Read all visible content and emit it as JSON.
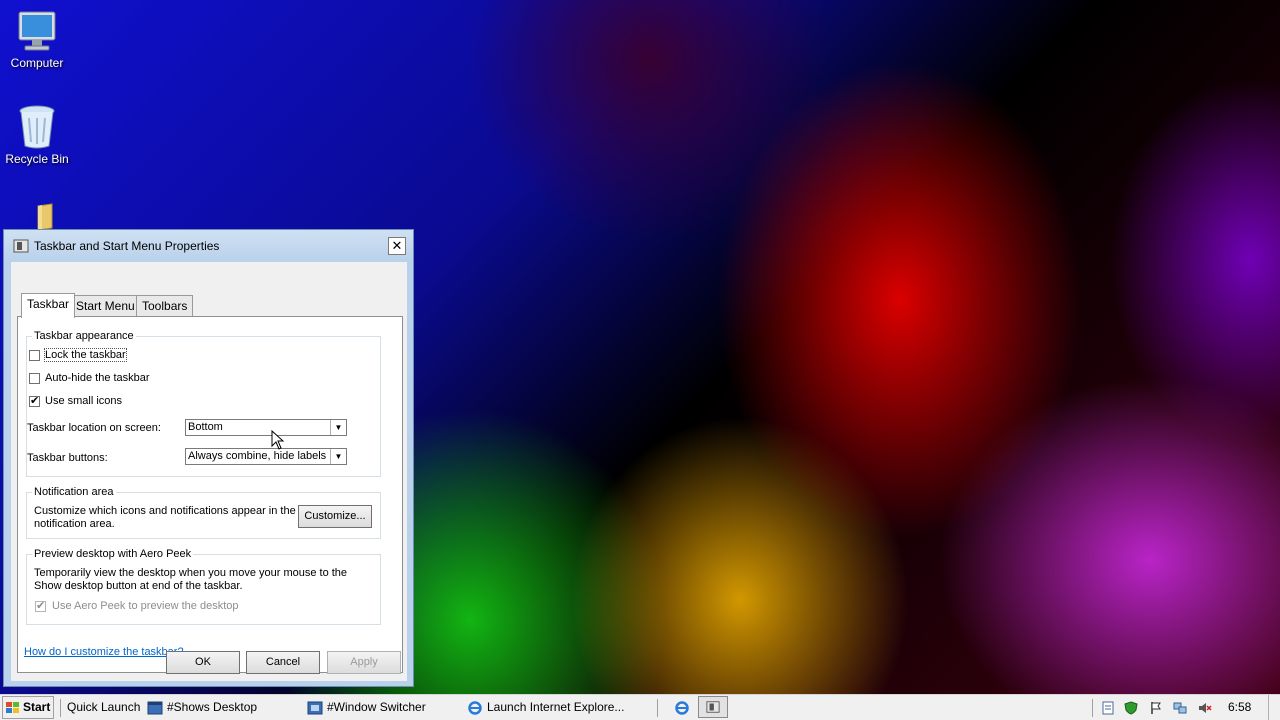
{
  "desktop": {
    "icons": [
      {
        "label": "Computer",
        "icon": "computer-icon"
      },
      {
        "label": "Recycle Bin",
        "icon": "recycle-bin-icon"
      },
      {
        "label": "",
        "icon": "folder-icon"
      }
    ]
  },
  "dialog": {
    "title": "Taskbar and Start Menu Properties",
    "close_label": "✕",
    "tabs": [
      {
        "label": "Taskbar",
        "active": true
      },
      {
        "label": "Start Menu",
        "active": false
      },
      {
        "label": "Toolbars",
        "active": false
      }
    ],
    "appearance": {
      "legend": "Taskbar appearance",
      "lock_label": "Lock the taskbar",
      "lock_checked": false,
      "autohide_label": "Auto-hide the taskbar",
      "autohide_checked": false,
      "small_icons_label": "Use small icons",
      "small_icons_checked": true,
      "location_label": "Taskbar location on screen:",
      "location_value": "Bottom",
      "buttons_label": "Taskbar buttons:",
      "buttons_value": "Always combine, hide labels"
    },
    "notification": {
      "legend": "Notification area",
      "text_line1": "Customize which icons and notifications appear in the",
      "text_line2": "notification area.",
      "customize_label": "Customize..."
    },
    "aero_peek": {
      "legend": "Preview desktop with Aero Peek",
      "text_line1": "Temporarily view the desktop when you move your mouse to the",
      "text_line2": "Show desktop button at end of the taskbar.",
      "use_label": "Use Aero Peek to preview the desktop",
      "use_checked": true,
      "use_disabled": true
    },
    "help_link": "How do I customize the taskbar?",
    "ok_label": "OK",
    "cancel_label": "Cancel",
    "apply_label": "Apply",
    "check_glyph": "✔"
  },
  "taskbar": {
    "start_label": "Start",
    "quick_launch_label": "Quick Launch",
    "items": [
      {
        "label": "#Shows Desktop"
      },
      {
        "label": "#Window Switcher"
      },
      {
        "label": "Launch Internet Explore..."
      }
    ],
    "clock": "6:58"
  }
}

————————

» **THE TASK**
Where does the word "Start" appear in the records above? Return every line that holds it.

» **YOUR SOLUTION**
    "title": "Taskbar and Start Menu Properties",
        "label": "Start Menu",
    "start_label": "Start",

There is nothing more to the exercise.